Next, superhero names. Your standard generic superhero name will have some kind of descriptive word added to a word indicating the superhero's sex and age. There are four basic ways of doing this, and we have famous examples for all four:
None of the four ways are superior to each other; it's just that, for a given character, one is correct and the other ones aren't, and you have to know which. There's no trick to it. You just have to know.
2a. Superman, Batman, Aquaman, Supergirl
2b. Wonder Woman, Iron Man, Power Girl
2c. Spider-Man. Note the capital "M" in "Man". "Spider-man" is incorrect, and in fact I don't know of any superheroes using that format of name
2d. WordGirl. This is a fairly rare one; the only other superhero I know with a name anything like this is CoreFire from the novel Soon I Will Be Invincible, by Austin Grossman
Note how the Legionnaires fit into this. Superboy and Supergirl are type A, but most of the rest of them are type B. Anytime someone (especially the letterer of a DC comic!) renders a Legionnaire's name as, say, "Sunboy" or "Dreamgirl" rather than the correct "Sun Boy" or "Dream Girl", it makes me wince. The exceptions? "Visi-Lad" and "Earth-Man", both type C. (And, also, the animated LSH featured "Superman-X" in their second season.) (And while we're on the subject, note the capital "E" in "Matter-Eater Lad".)
Some other instructive examples of how this works:
- Sussa Paka is "Spider Girl", but May Parker is "Spider-Girl"
- Rita Farr Dayton is "Elasti-Girl"
, but Helen Parr is "Elastigirl".
- Bette Kane is "Bat-Girl", but Barbara Gordon is "Batgirl".
- Charles McNider and Pieter Cross are "Dr. Mid-Nite", but Beth Chapel is "Doctor Midnight".
(I used to think that Hollis Mason was "Nite Owl" while Dan Dreiberg was "Nightowl", but it turned out I was incorrect about that and I can't even figure out where I got it from. They're both "Nite Owl".)
Let's look at some more capitalization. This is a can of worms, because the comic-book industry has been conspiring to cover up all the problems for decades. Because they use all caps! All caps suits the needs of the actual comic books well enough, but I, sitting here typing, am forced into tough decisions.
Obviously planets should be capitalized, like "Krypton". But what about its radioactive rubble? Should it be "Kryptonite" or "kryptonite"? In general, in this article, I'm taking my cue from Wikipedia. This is not because I consider them to be particularly authoritative, but because, if I have no real opinion about how it should be, I figure their way is as good as any.

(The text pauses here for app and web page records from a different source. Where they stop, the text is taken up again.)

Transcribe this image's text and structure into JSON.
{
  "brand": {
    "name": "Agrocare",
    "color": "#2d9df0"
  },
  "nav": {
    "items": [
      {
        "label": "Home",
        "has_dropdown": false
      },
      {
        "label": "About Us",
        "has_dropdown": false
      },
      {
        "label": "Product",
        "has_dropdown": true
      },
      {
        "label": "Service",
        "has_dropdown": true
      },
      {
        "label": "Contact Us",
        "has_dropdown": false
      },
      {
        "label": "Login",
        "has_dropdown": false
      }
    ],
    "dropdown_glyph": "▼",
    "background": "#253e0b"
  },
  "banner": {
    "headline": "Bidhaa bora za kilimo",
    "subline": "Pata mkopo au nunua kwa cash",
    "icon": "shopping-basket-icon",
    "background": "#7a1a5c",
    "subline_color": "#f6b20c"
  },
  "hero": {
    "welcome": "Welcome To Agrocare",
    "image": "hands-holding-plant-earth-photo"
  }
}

Anyway, they like
and I don't disagree.
But look. The Martian Manhunter's real name is rendered by Wikipedia as "J'onn J'onzz". This is fine: the two parts of his name are treated as one word each, and there's no need to capitalize the first letter after the apostrophes. Miss Martian's real name, "M'gann M'orzz", is similar. That's good; that's a rule. But "Mon-El" (see that? Similarly "Kal-El", "Kara Zor-El": both parts capitalized) had a Martian variant of his name in the reboot, and Wikipedia renders it "M'Onel". Surely it should be
Luornu Durgo's home planet was spelled, in the Five Years Later era, "Carggg". This was kind of cool, because the three "G"s reflect the triplicating ability of the planet's inhabitants. But it didn't catch on, so the spelling is properly
Duplicate Boy's real name has been rendered in a few different ways over the years. The DC creators have tried to handwave this away by saying that Lallorian grammar permits the rearrangement of the various syllables. Yeah, nice try. We've seen "Qued Orlu" and "Quelu Ord" but let's keep things simple and stick with
6. "Ord Quelu"
Oh, and one more thing:
7. Stupidly, either "Bgtzl" or "Bgztl" are correct for Phantom Girl's homeworld. DC has just given up on getting it right, partly because nobody really knows what "right" is